“How do I break into Yankee?” I hear that question over and over from hopeful writers. Through the years, I’ve spoken to hundreds of freelancers at writers’ conferences, as well as on the phone and through letters and e-mails. The earnestness and hope in that question are not to be taken lightly.
The desire to be published runs wide and deep among us, and Yankee, for many people, has seemed like part of the family. Even a colleague, when she finally saw her byline in the July/August issue, confessed to me the other day, “It was one of my dreams, to be published in Yankee.”
The other day I gave a speech to the Sanford-Springvale, Maine, Chamber of Commerce. I enjoy this part of my job: getting out, meeting the people of New England, the very heart of why Yankee Magazine matters. We’re not an abstract part of their lives; many of the people I meet grew up with Yankee in their homes, and now their own children are doing the same.
I met a wonderful, gregarious man who grew up in Sanford, left for a while after high school, and then came back to stay. He told me about his two teenaged children, and his pride in them fairly made his sport coat pop off. He told me about his son, who loves to write. As I was leaving, he pressed a few pages of his son’s writing into my hands and entreated me to read it. “He’d love to write for Yankee,” he said.
I understand, and that’s why I’ve compiled here the “5 Best, Surefire Ways to Get into Yankee.” They’ll seem simple. They’re deceptively difficult to pull off. But it happens. It happens. Stories do come to us “over the transom.” That means we haven’t assigned them. They come like a knock on the door, and we open the envelope and here’s this rare treasure of a story we must accept and publish.
We also receive dozens of queries each month. A query is basically a job interview. If a query is fascinating to read, if the writer shows that he/she has a passion and knowledge of the subject, we’ll often want to know more. This list will serve you well, whether you send a query or a completed manuscript.
1. Know the magazine. A magazine isn’t static. A magazine lives and shows what it is every issue. If you’re going to get in, know what we’re doing now.
2. Write about New England. That seems obvious, since Yankee is “New England’s Magazine,” but a surprising number of submissions arrive that have little to do with the region.

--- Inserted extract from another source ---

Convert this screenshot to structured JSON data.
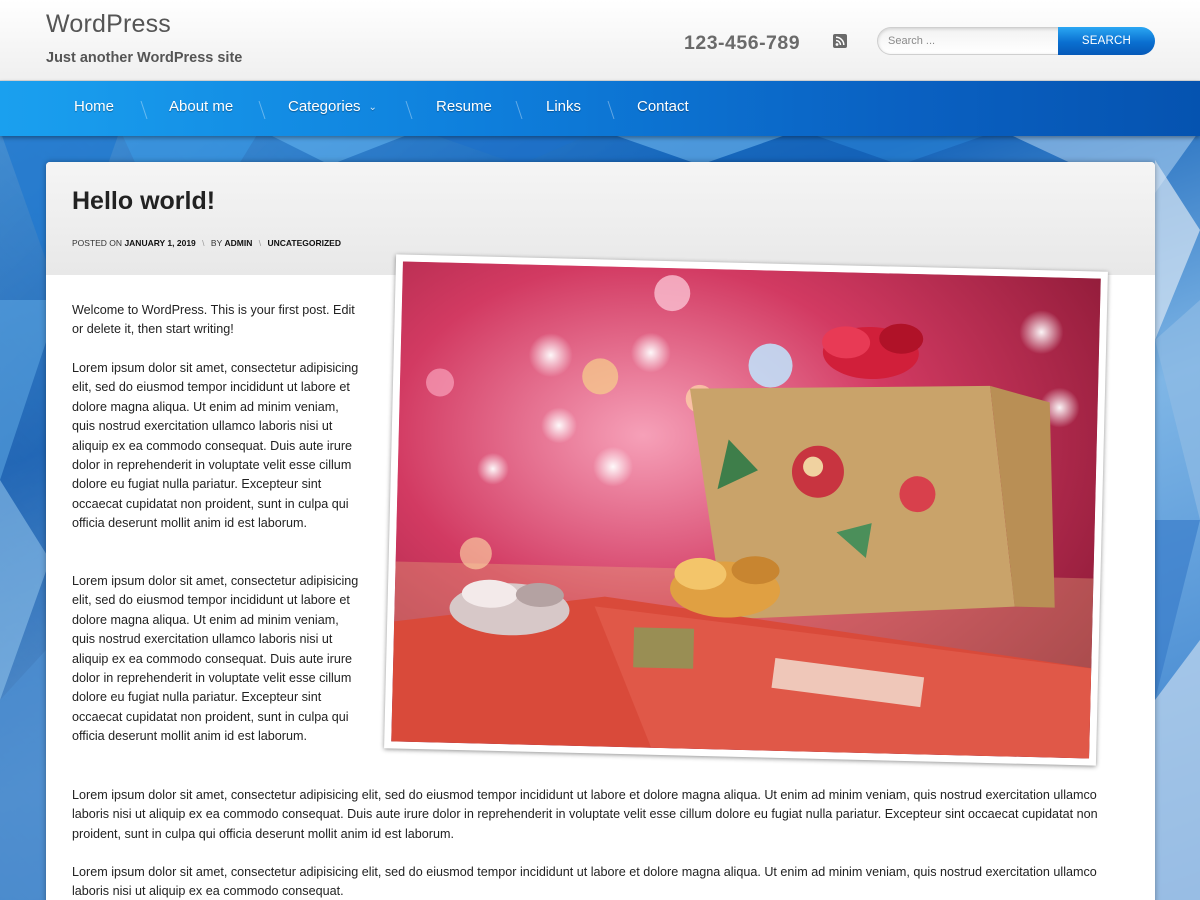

3. Tell us what we don’t know. This is key. Yes, we know New England, but we want to be surprised. If we can be surprised by what you write, we know the readers will be. Take a look at the March/April 2008 issue. The story Hidden Trails of Cape Cod delivers the surprise. It came in with that unexpected knock on the door.
4. Write with authority. This applies to both queries and finished stories. Make sure you show us that you know what you’re writing about. Any one of us can find information now on the Internet. What we want is a real sense that you have a depth of knowledge about whatever it is you write about.
5. Write so that we pay attention to the first words. Again, this is imperative for queries as well as finished stories. Many query writers send us lengthy resumes. The best resume is that page that shows us how you use words, how you want to write the story. We want to discover new writers. It’s why we come into the office every day: to put out a magazine that excites us. The competition is stiff; the bar for what we publish is high. But I have so many stories over the years about unpublished writers breaking in that I know it can happen for you.
See our Submission Guidelines for Writers and Photographers.
Yankee editor Mel Allen is the author of A Coach’s Letter to His Son.